Memorandum by Councillor Peter Arnold,
Leader of the Opposition, Newcastle City Council (LGA 27)
1. The Act, although not ideal from a Liberal
Democrat perspective, has the potential to effect meaningful change.
2. In practice, this potential is not realised,
as old attitudes are permitted to continue.
3. These old attitudes can be identified
(iii) lack of accountability
Every point of view, other than that of the
ruling party, is excluded from policy development and debate.
All viewpoints which oppose that of the ruling
group are ignored, whatever the subject area; even non-executive
Members of the Labour group are sidelined if they are suspected
of being "off message".
Councillors are further marginalised in their
own wards by increased officer delegation; officers are allowed
to take action within a ward without relevant members being consulted.
iii. Lack of accountability
The scrutiny process has failed as it is completely
dominated by the ruling Labour party; those who run it are there
as a reward for loyalty to the party leadership and so refuse
to challenge Labour's decisions.
Most scrutiny committees are run along the lines
of the old style service committees, failing to challenge the
executive or hold the decision-makers to account.
In Cabinet, there is little debate; any attempt
to ask questions is perceived as a challenge and dealt with old
style, along party political lines.
In addition, there is a greater degree of officer
delegation, with no system of challenge or recall to dispute this.
iv. Abuse of power
The changes introducedin particular the
executive/scrutiny splithas resulted in a situation where
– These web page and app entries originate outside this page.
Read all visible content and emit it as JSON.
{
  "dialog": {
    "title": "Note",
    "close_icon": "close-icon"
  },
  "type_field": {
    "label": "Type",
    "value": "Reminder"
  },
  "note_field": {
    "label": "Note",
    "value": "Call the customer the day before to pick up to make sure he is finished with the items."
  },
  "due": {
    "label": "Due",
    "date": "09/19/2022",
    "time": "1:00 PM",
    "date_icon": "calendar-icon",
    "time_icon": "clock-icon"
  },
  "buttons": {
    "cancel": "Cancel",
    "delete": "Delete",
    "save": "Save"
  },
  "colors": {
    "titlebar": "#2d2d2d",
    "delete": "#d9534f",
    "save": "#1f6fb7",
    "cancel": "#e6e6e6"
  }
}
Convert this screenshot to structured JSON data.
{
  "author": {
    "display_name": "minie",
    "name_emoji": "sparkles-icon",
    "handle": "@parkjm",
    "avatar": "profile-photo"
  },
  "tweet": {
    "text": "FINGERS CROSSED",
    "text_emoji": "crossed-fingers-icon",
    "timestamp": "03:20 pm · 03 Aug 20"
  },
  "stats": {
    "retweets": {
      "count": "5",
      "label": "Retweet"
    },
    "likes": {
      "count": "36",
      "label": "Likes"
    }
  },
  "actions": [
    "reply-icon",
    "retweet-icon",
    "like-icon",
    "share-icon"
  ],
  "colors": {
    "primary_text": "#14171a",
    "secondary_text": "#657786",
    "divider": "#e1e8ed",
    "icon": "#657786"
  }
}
Cabinet members have become increasingly detached from the ordinary
councillors of both parties, and they operate without the former
system of checks and balances to restrain them.
Consequently, new ideas are rarely thought through,
researched or measured against available evidence from other authorities;
because of this, they frequently fail, and considerable sums of
public money are subsequently wasted.
v. Failure to consult
The executive/scrutiny split has also resulted
in the executive acting precipitately and without the consultation
of those whose lives suffer the impact, leading to the rejection
of the executive's decisions by the community and a lowering of
the council's credibility. Moreover, time and resources are squandered
dealing with objections which could have been avoided if proper
consultation had been carried out at the beginning of the process.
To succeed, the new structures require local government to adopt
new attitudes; where old attitudes prevail, the new structures
will fail to deliver reform.